In Florida, exit polls confirmed Pew’s findings: Nearly four in 10 GOP voters said they were unhappy with their choices. It is reasonable to assume that many Republicans who didn’t bother to vote—and thus were not sampled in exit polls—are probably even less enthusiastic.
Last May, as the roster of candidates was shaping up, just 43 percent of Republicans thought the field was fair or poor, according to Pew. In other words, the better Republican voters come to know these candidates, including Romney, the less they like them.
Still, somebody is going to get nominated. At this point, Romney has shown he can beat Gingrich almost everywhere. But that “almost” is important.
Gingrich won big in South Carolina. And while Romney rolled up huge margins in the southern and central parts of Florida, Gingrich beat him in the panhandle counties that border Alabama and Georgia—a part of the state, demographically and culturally, that isn’t South Beach but, rather, just plain South.
This is significant because the South is the Republican Party’s heartland. Romney has shown in other contests that he can put a check mark in every ideological box—that despite Gingrich’s taunt of “Massachusetts moderate,” he can still win the support of voters who call themselves “very conservative” or who say they are tea party members. But maybe the relevant pejorative is the “Massachusetts” part.
So far, Romney has not shown that he can connect with and excite voters in the South the way Gingrich does. If the bruised, battered, underfunded Gingrich campaign can survive long enough—and if Gingrich can rediscover the in-your-face mojo that gave him such a lift in the South Carolina debates—he could potentially beat Romney in Georgia and Tennessee on Super Tuesday, March 6, and in Alabama and Mississippi a week later.
At that point, if I were a GOP pooh-bah, I’d have to worry about going into the November elections with a candidate at the top of the ticket who had received so little love from the party’s most loyal supporters.
Maybe the Gingrich insurgency will prove to be nothing more than a sad, divisive ego trip. Maybe Romney will show that he can win—or at least compete—in the South. Realistically, chances are that his superior resources, organization and discipline will prevail in the end.
Then what? Well, if you believe the polls, Romney probably loses to President Obama in the fall.
A new Washington Post poll, released Monday, shows that Obama leads Romney by 51 percent to 45 percent among registered voters.
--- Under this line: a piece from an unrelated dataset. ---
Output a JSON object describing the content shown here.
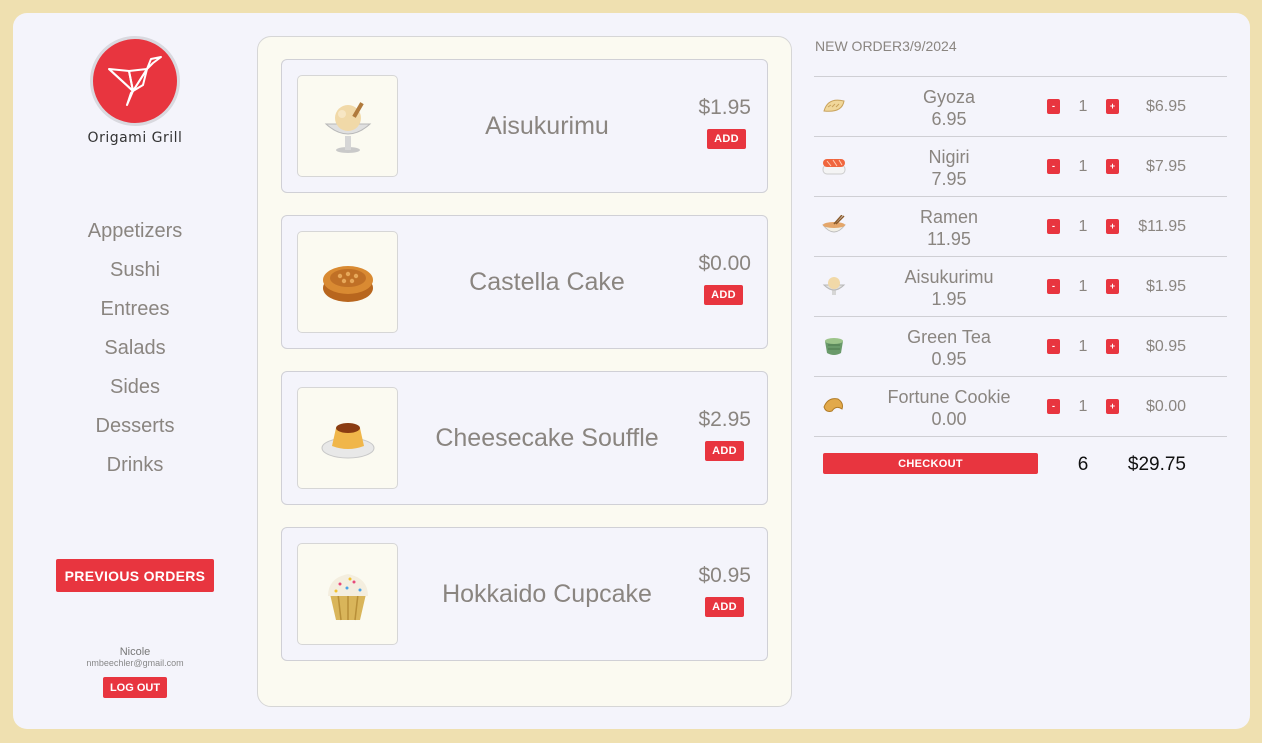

The poll also showed that Obama’s approval rating is at 50 percent, the first time it has reached that benchmark since May, right after Osama bin Laden was killed. On protecting the middle class and dealing with taxes, international affairs and terrorism, voters believe Obama would do a better job than Romney.
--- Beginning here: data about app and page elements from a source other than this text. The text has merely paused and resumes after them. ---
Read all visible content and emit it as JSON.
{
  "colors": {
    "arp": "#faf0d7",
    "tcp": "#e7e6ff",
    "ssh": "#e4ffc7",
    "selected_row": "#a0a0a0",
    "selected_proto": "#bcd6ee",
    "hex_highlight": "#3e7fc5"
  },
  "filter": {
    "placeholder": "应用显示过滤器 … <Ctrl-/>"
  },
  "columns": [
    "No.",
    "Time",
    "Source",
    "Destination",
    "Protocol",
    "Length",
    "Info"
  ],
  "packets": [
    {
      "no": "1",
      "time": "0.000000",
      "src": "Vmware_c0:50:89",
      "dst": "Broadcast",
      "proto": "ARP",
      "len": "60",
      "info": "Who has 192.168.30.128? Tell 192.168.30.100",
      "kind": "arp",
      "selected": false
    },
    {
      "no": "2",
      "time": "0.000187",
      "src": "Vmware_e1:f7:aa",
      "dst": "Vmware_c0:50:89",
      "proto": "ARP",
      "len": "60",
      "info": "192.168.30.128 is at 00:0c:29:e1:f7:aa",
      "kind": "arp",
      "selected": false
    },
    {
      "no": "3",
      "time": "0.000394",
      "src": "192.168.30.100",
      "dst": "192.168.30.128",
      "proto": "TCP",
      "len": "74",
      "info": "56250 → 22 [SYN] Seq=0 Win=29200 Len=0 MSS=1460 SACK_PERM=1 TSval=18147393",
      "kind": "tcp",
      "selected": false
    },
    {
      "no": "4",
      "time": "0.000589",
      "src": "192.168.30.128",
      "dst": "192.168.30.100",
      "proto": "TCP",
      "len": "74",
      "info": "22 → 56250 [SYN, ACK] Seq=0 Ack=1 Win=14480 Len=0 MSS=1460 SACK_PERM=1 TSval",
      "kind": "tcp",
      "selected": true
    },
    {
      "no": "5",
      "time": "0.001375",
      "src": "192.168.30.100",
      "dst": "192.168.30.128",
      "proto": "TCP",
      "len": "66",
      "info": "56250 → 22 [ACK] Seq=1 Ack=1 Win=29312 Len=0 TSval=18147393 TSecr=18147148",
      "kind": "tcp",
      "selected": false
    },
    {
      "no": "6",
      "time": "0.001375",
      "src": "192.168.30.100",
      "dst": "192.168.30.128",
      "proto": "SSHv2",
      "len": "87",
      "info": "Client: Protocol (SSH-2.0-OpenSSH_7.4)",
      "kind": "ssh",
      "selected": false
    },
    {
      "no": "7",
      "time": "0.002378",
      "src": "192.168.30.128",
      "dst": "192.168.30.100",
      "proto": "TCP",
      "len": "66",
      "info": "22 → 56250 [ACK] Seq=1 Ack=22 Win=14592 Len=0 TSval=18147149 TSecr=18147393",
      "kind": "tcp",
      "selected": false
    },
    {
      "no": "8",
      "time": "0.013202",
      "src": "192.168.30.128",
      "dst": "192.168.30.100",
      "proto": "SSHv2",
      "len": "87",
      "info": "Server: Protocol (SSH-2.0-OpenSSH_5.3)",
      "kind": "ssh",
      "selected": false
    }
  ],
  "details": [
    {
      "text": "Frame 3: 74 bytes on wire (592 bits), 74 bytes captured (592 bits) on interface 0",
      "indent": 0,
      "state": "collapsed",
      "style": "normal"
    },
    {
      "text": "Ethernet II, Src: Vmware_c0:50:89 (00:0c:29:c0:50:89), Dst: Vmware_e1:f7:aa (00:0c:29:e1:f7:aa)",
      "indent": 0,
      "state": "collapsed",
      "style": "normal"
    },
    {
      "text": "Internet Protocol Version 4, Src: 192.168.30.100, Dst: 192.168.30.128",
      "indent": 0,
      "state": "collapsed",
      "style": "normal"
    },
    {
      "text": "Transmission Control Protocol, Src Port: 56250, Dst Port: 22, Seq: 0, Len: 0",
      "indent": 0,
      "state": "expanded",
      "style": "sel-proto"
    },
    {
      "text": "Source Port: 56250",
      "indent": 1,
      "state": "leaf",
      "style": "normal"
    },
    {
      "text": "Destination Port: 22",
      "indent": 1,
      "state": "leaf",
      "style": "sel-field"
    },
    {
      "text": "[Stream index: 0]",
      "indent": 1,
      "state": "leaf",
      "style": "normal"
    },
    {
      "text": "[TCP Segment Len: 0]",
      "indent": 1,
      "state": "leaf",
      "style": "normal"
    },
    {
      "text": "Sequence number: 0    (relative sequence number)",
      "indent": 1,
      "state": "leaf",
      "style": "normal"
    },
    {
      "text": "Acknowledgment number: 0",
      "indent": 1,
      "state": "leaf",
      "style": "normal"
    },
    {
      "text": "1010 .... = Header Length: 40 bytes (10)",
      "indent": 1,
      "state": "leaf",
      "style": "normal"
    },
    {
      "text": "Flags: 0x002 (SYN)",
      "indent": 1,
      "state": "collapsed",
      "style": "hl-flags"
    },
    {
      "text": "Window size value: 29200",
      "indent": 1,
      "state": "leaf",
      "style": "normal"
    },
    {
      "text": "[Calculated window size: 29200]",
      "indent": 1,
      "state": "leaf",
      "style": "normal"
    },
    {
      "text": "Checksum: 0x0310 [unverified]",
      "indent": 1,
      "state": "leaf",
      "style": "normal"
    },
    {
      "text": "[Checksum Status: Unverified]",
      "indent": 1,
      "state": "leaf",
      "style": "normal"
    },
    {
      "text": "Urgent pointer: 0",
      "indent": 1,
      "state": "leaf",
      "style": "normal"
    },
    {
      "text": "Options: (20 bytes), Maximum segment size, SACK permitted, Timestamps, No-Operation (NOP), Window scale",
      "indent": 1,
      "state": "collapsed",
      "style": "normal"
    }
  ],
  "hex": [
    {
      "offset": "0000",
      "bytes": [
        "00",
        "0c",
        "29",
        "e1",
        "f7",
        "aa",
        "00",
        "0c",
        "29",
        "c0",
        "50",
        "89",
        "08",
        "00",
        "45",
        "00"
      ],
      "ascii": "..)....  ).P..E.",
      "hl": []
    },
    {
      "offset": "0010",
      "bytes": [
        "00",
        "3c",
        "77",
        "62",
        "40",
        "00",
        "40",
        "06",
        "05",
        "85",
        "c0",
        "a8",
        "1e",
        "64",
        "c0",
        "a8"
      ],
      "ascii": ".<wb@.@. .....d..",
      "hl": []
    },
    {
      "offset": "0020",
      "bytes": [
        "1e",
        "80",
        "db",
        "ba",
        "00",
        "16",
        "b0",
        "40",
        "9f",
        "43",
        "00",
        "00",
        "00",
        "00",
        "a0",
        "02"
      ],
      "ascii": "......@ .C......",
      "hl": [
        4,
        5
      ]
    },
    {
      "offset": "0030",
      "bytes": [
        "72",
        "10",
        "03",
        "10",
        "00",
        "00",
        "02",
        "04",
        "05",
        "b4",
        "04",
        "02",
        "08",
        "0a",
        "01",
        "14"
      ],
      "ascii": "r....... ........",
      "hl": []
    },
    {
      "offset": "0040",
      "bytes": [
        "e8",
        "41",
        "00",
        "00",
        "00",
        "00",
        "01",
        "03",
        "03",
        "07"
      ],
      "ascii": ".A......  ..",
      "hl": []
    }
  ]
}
But perhaps the most important figure—found not in the poll, but in Labor Department statistics released Friday—is 8.3 percent. That’s the unemployment rate for January, and it is the lowest since February 2009, right after Obama took office.
Romney’s central argument for the presidency is that he will do a better job of managing the economy. Despite their overall preference for Obama, many voters buy that premise. But if the unemployment rate continues to fall, it won’t matter whether Republicans go with the safe bet or the mercurial firebrand. Economic recovery almost surely equals four more years.
Eugene Robinson’s e-mail address is eugenerobinson(at)washpost.com.
© 2012, Washington Post Writers Group